September 8th, 2014

Chitwan

Chitwan: the Nepalese Terai, the land of the Tharu.  These are the lowlands of the Himalaya, a vast jungle filled with rhinos, tigers, and crocodiles, interspersed with the irrigated fields of the natives.  From Kathmandu it is a 5 hours bus ride along narrow and sometimes precipitous roads in which the drivers take every advantage of passing one another regardless of blind curves or the stories of overturned buses only days before.  And yet the driving is not reckless; for when you see your driver passing another bus without any hope of gauging a head-on collision, you are able to find in his unshakeability a small comfort, knowing that the danger he has put you in, he may now save you from, as he swerves back with amazing dexterity only seconds before another bus would have brought upon your ruin. This is only one of the shocks though; the city of Kathmandu itself holds more than one could ever imagine; danger becomes no more than an inability to understan…

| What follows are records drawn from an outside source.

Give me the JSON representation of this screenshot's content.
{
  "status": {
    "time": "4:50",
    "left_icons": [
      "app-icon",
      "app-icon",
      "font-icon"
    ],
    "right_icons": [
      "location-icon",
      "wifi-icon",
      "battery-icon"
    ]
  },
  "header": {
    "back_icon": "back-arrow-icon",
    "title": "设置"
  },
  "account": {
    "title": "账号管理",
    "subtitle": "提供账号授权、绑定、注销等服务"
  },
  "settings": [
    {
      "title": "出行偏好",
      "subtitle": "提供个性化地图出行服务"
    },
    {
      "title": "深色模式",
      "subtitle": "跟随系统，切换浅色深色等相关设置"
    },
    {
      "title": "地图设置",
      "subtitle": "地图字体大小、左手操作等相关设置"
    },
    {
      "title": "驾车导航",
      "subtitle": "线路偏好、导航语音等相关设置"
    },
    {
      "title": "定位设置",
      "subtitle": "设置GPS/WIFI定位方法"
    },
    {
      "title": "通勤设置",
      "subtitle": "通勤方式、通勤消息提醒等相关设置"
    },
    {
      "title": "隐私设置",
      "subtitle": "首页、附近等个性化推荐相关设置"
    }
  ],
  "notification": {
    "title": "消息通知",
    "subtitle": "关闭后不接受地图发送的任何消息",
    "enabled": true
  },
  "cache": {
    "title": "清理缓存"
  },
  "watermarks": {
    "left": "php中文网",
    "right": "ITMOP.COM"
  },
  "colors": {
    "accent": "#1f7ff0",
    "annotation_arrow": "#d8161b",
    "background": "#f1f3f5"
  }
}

Wapiniwiktha: The Prophet's Exile

Here are the opening lines of a poem entitled: Wapiniwiktha; The Prophet's Exile--published in Woodland Poems.


There is a force connects one to the end
Of all things, that before the end
We may learn of it, and to us define
Of beauty, love, philosophy;
To make of intelligence more than what
It is—divine—and by that broad
Effort leave a trace upon the present
Of which all must experience:
The loss thereof; a loss that we may count
As meaningless until it fools
The heart of a greater man; the repute
Wherewith, from his maternal tribe
Outcast, the prophet Wapiniwiktha
Was lately stung.

Douglas Thornton